Material for the task below:
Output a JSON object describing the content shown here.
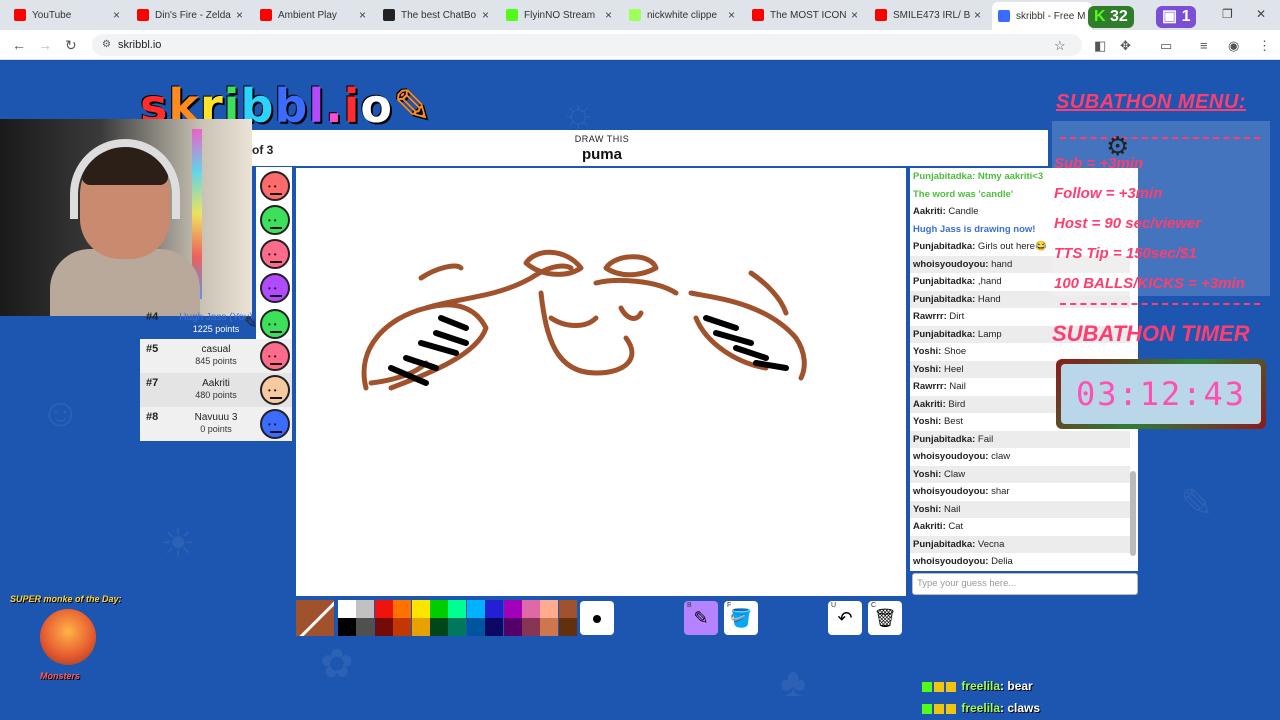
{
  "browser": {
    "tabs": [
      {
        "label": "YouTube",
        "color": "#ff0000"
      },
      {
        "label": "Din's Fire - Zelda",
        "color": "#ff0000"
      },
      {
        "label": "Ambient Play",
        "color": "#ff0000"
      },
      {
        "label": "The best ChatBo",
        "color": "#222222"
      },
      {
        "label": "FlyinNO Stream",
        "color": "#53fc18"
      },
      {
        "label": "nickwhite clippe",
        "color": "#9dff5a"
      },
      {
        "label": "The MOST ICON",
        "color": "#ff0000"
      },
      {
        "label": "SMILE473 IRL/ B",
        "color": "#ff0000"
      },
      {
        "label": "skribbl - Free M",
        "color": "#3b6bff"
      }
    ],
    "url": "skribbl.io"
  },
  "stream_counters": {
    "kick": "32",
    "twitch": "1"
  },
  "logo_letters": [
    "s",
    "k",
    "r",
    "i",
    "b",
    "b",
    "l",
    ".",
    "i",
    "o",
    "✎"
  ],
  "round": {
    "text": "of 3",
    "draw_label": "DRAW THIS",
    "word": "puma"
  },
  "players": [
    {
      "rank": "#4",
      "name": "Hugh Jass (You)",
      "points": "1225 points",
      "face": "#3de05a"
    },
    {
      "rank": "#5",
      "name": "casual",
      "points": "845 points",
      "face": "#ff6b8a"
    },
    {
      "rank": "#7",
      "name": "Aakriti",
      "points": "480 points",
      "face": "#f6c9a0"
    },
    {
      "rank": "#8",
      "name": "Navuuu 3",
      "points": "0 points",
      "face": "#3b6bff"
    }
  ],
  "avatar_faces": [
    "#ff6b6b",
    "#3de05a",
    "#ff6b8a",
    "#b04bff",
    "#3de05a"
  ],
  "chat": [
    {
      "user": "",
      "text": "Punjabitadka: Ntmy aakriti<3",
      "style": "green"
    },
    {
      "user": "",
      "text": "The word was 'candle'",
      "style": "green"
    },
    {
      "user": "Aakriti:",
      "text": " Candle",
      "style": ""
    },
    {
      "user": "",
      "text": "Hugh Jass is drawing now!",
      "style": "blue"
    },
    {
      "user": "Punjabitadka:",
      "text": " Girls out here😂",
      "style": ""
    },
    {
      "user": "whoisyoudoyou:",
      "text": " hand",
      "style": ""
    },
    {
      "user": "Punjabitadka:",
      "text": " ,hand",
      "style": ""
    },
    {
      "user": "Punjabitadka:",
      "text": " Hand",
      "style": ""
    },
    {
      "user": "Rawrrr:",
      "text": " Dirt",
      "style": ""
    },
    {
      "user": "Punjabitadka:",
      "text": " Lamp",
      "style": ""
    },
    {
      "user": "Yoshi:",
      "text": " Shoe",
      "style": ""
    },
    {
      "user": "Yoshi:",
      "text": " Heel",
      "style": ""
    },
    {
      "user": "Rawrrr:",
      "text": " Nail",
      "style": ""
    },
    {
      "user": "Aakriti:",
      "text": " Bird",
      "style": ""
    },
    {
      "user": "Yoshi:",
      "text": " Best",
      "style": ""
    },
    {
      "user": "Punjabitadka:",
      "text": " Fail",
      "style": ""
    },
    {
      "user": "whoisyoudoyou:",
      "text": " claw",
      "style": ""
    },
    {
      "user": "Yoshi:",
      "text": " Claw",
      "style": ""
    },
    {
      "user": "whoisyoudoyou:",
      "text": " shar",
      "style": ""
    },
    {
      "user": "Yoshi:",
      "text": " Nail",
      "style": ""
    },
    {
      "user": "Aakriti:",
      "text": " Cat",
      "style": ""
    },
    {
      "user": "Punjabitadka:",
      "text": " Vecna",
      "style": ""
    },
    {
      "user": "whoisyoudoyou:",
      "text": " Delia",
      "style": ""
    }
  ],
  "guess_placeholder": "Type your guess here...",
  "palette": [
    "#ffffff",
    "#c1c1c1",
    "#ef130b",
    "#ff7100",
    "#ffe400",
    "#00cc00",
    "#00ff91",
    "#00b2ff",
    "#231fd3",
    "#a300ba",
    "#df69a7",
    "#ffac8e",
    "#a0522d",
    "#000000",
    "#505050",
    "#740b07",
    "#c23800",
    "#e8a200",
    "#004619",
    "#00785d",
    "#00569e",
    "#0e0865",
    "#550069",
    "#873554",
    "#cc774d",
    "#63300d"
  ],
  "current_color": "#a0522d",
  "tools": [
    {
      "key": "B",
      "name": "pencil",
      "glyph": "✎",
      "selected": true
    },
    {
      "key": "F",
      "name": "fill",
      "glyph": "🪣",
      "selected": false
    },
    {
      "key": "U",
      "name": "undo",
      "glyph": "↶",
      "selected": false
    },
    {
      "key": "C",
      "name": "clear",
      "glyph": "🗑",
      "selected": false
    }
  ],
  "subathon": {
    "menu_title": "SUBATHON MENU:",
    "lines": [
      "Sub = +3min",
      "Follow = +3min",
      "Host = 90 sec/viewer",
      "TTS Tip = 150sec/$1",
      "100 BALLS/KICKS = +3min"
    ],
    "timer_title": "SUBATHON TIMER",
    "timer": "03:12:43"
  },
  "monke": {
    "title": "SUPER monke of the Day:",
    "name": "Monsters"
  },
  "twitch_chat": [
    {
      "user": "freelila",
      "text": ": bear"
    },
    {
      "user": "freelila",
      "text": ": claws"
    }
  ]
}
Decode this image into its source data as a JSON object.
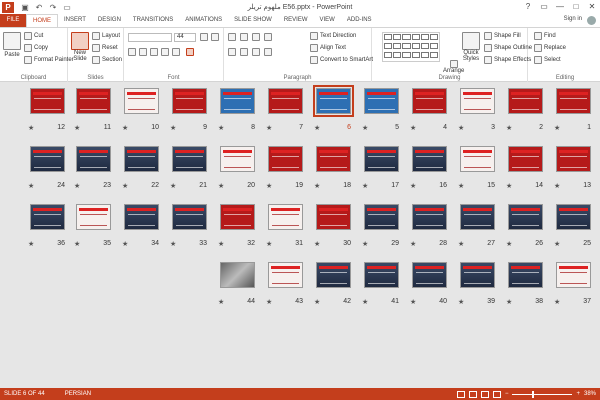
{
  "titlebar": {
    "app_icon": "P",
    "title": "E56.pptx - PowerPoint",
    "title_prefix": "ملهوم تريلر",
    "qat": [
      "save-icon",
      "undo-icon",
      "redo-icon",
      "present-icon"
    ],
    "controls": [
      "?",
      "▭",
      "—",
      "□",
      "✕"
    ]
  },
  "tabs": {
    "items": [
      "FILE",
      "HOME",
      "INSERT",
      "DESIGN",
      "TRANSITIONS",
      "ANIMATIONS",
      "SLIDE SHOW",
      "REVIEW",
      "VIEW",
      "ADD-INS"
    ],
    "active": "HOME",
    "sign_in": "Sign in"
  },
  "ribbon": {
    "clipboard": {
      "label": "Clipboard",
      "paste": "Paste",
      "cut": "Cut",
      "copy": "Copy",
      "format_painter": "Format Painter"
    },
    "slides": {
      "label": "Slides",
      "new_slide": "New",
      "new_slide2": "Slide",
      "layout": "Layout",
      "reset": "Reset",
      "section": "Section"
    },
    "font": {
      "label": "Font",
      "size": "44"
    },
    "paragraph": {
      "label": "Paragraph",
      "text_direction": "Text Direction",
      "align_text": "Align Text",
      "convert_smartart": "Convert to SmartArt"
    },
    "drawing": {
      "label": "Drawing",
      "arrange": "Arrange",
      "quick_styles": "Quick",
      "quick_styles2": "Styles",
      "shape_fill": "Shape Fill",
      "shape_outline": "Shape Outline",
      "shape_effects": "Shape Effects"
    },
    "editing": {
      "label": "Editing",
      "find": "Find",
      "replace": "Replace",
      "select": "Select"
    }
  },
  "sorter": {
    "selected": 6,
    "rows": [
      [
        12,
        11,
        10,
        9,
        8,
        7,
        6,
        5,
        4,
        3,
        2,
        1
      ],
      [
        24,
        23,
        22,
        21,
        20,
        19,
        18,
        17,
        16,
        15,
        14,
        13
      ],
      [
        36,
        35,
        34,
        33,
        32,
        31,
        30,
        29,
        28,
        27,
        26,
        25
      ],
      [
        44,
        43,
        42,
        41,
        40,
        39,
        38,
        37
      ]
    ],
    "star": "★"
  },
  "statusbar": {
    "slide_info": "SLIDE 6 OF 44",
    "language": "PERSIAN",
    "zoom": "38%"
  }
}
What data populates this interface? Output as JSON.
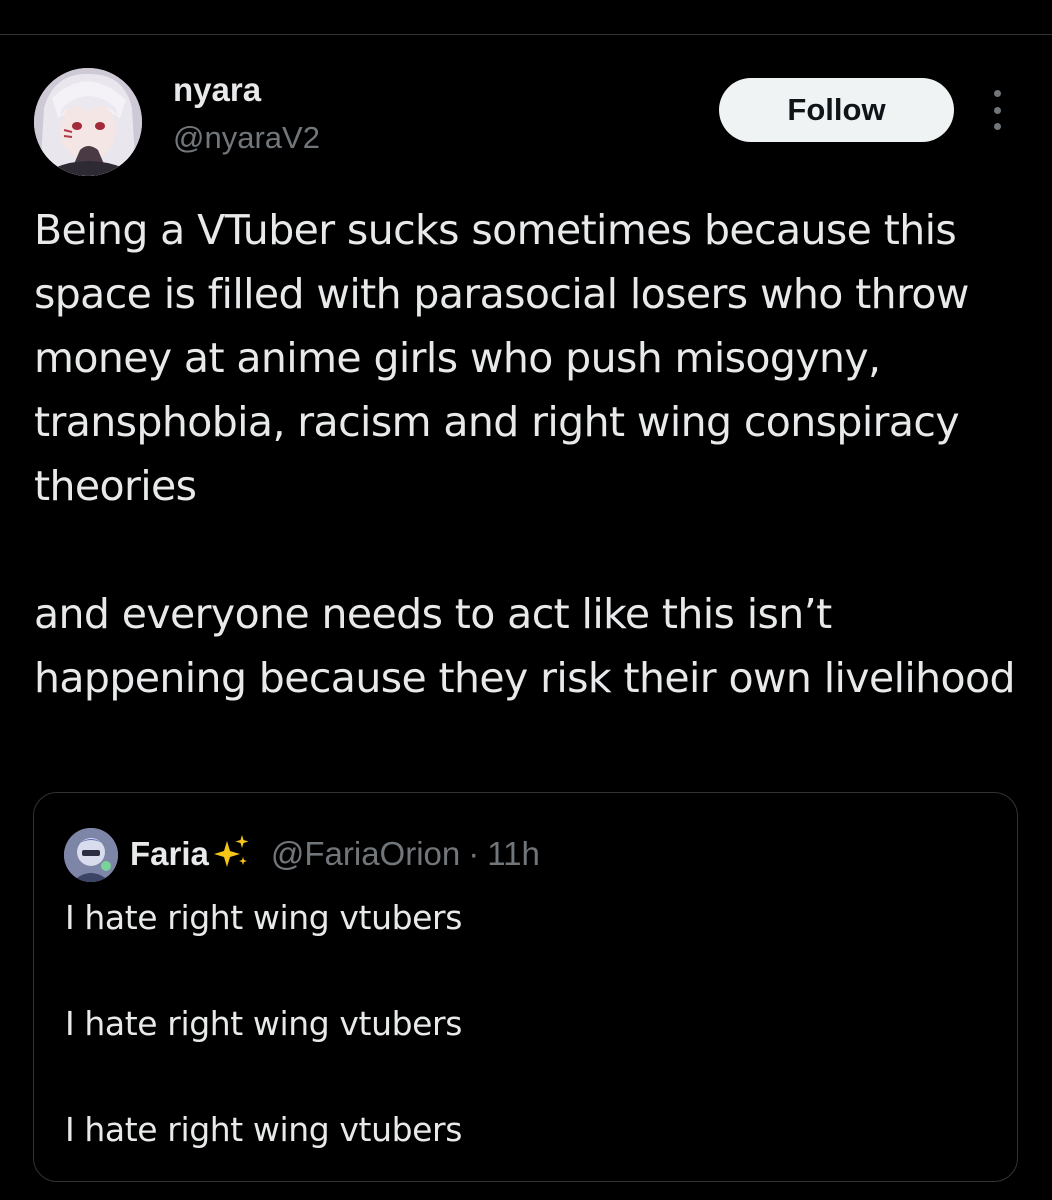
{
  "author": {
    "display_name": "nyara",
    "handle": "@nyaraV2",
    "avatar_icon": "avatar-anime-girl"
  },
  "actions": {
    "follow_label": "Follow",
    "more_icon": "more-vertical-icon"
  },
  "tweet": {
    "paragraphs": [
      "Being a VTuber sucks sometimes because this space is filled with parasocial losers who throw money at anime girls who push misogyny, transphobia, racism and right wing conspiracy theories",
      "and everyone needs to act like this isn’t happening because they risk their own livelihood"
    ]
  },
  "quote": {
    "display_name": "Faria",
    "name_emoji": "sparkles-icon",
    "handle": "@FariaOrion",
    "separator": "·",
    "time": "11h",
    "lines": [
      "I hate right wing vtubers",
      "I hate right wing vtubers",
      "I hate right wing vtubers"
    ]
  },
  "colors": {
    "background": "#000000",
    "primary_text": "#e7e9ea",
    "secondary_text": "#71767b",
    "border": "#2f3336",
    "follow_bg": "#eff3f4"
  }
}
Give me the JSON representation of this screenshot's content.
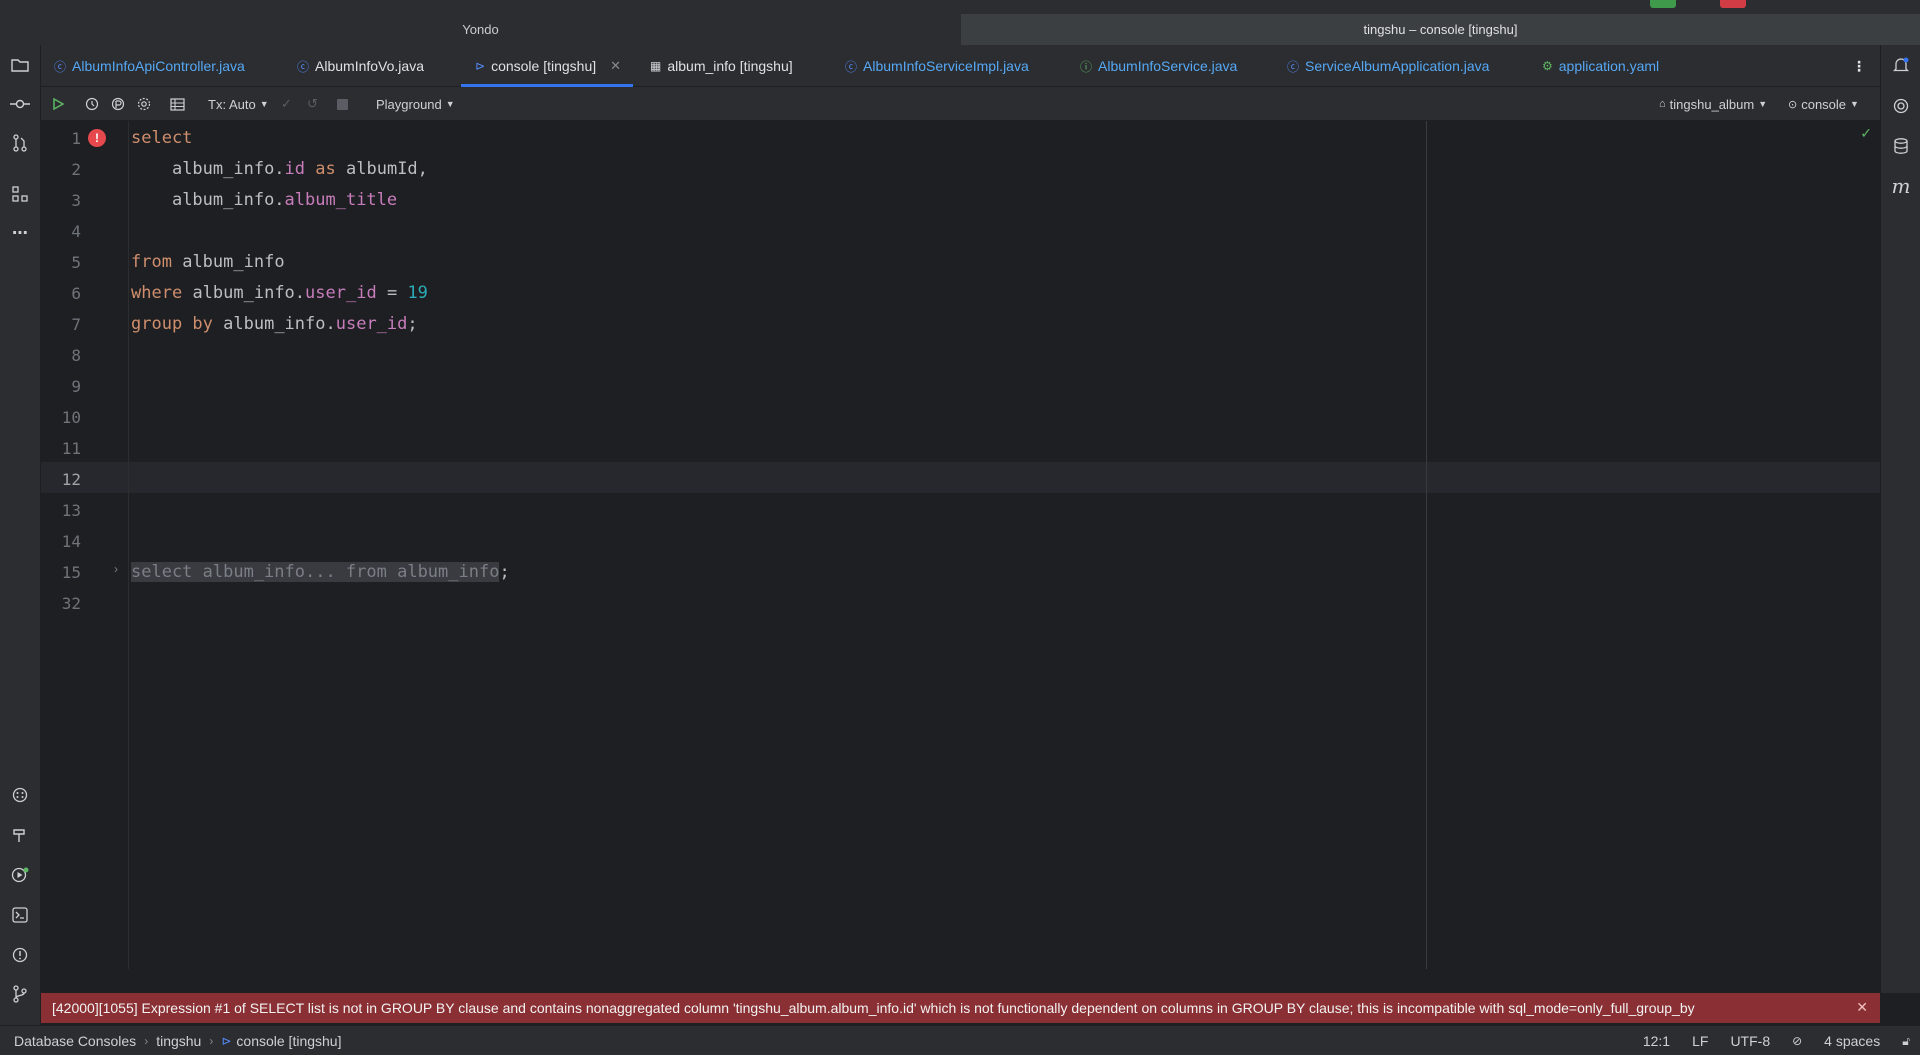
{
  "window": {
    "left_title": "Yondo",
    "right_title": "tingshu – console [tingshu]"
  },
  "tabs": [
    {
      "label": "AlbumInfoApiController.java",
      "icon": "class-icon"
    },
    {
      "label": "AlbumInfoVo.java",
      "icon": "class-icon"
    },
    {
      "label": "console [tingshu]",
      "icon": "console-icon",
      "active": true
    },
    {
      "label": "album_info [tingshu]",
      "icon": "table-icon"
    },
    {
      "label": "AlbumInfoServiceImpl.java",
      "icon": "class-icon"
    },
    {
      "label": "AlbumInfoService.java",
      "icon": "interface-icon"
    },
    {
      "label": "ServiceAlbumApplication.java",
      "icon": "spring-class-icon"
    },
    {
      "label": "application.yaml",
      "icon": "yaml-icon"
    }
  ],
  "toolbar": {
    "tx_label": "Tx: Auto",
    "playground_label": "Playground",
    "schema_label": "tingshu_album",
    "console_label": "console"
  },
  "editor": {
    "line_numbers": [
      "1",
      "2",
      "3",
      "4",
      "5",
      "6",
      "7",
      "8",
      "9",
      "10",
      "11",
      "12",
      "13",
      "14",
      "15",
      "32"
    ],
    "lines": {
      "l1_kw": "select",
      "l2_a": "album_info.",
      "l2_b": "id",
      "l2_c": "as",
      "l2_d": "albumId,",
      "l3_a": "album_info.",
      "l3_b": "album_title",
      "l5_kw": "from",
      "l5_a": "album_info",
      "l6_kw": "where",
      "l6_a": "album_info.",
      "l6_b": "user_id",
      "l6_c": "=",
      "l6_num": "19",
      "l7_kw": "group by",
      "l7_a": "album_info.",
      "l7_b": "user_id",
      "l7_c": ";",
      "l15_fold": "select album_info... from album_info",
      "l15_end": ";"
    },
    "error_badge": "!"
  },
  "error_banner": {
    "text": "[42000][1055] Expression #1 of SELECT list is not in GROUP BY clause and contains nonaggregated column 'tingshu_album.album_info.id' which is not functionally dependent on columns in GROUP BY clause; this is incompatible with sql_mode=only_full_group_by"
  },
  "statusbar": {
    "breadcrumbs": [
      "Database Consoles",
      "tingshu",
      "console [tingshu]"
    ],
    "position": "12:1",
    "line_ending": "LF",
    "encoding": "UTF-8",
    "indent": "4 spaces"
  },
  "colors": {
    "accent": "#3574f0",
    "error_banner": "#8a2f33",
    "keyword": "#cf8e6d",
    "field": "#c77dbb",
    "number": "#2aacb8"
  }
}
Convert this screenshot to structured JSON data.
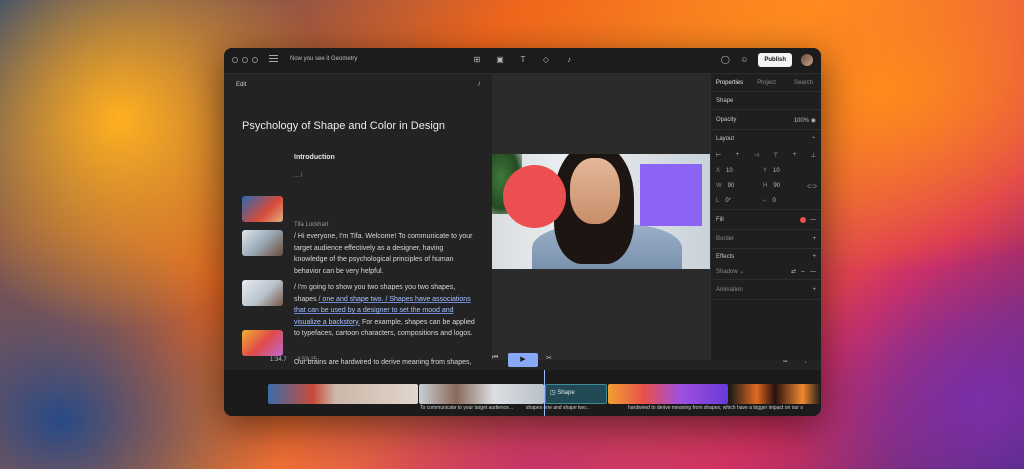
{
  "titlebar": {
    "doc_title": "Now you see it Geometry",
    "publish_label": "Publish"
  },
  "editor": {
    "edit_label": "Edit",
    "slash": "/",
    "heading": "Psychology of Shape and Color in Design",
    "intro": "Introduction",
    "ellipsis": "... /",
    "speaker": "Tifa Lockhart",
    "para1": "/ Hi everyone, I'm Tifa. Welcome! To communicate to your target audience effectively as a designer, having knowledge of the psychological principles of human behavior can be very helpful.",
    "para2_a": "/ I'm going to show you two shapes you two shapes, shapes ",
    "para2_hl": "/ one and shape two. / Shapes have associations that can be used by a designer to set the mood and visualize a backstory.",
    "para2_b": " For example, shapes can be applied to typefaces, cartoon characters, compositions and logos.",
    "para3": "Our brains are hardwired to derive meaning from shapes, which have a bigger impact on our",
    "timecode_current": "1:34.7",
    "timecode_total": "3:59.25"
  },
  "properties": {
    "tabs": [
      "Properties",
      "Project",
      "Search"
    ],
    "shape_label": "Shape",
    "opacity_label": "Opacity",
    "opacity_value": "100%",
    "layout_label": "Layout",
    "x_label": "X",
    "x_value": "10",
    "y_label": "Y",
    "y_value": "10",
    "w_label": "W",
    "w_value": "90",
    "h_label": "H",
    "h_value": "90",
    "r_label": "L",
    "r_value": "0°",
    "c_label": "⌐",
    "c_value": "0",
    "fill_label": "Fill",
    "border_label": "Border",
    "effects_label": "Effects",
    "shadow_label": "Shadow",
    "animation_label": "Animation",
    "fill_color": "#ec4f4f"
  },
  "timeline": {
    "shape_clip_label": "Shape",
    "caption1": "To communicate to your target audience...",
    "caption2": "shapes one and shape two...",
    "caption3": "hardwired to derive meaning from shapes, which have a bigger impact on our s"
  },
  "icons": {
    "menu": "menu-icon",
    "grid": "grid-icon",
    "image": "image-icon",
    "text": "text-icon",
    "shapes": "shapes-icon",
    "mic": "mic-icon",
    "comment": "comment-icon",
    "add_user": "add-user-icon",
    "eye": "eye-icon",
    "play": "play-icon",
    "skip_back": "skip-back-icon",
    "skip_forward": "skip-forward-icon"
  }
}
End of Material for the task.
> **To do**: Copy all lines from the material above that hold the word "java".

> **Output for this task**:
      "label": "AlbumInfoApiController.java",
      "label": "AlbumInfoVo.java",
      "label": "AlbumInfoServiceImpl.java",
      "label": "AlbumInfoService.java",
      "label": "ServiceAlbumApplication.java",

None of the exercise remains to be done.